Conversion Reporting Woes

October 22, 2010PPC Advertising
With Pay Per Click advertising, tracking conversions and analytics data always seems to be a challenge. From syncing AdWords and Google Analytics to script placement, nothing ever seems to go right the first time. Once things are squared away, you then typically run into discrepancies in your reporting. Oh the difficulties we Pay Per Click marketers face.

Because Google AdWords and Analytics use different means of tracking conversions, reporting differences are pretty much inevitable. One reason is because AdWords tracks conversions as unique customer acquisitions (1-per-click). If the same person completes multiple goals on your website it is only represented as one conversion in AdWords. Google Analytics, however, will count each conversion individually. Invalid clicks are also excluded but will appear in Analytics, as well.

In addition, the cookies that AdWords Conversion Tracking uses expire a lot quicker than Analytics’. A conversion is only counted in AdWords if the user converts within 30 days of clicking your ad, whereas in Analytics the cookies can last from six months to two years.

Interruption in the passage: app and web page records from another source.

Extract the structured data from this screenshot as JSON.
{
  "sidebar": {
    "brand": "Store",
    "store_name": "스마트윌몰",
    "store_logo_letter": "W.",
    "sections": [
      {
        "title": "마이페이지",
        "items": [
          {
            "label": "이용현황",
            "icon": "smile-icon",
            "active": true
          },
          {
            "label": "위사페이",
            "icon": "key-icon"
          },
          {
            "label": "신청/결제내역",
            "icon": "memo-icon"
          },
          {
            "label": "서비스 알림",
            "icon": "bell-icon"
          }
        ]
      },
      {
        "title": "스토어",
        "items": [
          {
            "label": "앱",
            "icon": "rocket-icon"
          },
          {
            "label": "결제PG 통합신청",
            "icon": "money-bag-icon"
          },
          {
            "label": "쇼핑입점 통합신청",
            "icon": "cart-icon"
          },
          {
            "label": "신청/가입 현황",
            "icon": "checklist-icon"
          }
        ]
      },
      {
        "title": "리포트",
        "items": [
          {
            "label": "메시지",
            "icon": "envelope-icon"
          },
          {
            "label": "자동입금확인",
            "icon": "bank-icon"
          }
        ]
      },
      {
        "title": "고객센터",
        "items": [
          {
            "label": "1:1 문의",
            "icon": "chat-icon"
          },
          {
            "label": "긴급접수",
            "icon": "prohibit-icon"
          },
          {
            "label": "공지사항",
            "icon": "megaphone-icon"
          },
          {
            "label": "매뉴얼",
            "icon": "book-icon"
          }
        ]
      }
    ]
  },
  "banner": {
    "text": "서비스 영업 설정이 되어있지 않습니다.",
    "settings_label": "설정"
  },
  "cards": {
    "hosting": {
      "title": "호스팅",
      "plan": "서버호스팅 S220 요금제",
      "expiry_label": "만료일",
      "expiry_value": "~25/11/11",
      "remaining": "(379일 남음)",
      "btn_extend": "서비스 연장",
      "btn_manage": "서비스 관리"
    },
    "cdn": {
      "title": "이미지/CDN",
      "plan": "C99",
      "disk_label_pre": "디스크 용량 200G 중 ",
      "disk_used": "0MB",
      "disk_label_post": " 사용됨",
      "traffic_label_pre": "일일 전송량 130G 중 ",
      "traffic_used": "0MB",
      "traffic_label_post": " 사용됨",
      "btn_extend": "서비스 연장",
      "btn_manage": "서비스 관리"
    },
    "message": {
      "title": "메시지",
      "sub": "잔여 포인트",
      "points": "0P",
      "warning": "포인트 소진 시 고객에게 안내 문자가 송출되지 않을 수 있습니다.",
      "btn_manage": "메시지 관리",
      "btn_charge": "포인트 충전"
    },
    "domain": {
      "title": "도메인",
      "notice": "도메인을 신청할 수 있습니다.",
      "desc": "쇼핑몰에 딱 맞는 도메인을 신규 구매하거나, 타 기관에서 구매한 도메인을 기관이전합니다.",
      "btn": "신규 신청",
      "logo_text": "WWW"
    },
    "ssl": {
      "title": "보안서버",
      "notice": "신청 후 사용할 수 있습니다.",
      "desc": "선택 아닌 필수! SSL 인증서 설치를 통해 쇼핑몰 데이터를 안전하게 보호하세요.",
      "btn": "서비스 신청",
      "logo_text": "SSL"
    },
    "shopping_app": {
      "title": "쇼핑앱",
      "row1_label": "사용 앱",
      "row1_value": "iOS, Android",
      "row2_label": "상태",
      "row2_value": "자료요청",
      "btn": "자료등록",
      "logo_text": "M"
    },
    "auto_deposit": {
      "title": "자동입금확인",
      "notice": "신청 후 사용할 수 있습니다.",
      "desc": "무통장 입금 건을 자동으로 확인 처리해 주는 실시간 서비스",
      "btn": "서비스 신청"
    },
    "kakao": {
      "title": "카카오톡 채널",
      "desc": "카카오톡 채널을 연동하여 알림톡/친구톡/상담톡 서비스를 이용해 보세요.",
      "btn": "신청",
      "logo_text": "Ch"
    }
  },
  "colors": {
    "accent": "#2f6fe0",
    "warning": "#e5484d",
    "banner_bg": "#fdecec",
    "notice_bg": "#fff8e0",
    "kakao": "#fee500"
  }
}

For some companies this can result in data that is significantly underreported in AdWords.

To complicate matters even more, you can also view conversions within Google’s Search Funnel reporting in AdWords. They both receive data from the same tracking pixel; however difference in conversion counts will occur for a couple of reasons. First, the Search Funnel only reports conversions from ads on Google.com and excludes those resulting from the Search Partner and Display networks. Second, AdWords reports conversions at the time of the click whereas the Search Funnel goes by the time of the conversion.

Tracking conversions and using the data effectively is essential for running successful PPC campaigns. The same is true for understanding the differences in your reporting. Although it may be quicker and easier to rely on the data from only one source, make a habit of consulting the additional conversion statistics available to you.  At the very least be sure you are matching data against Google Analytics, which tends to be more accurate in most cases.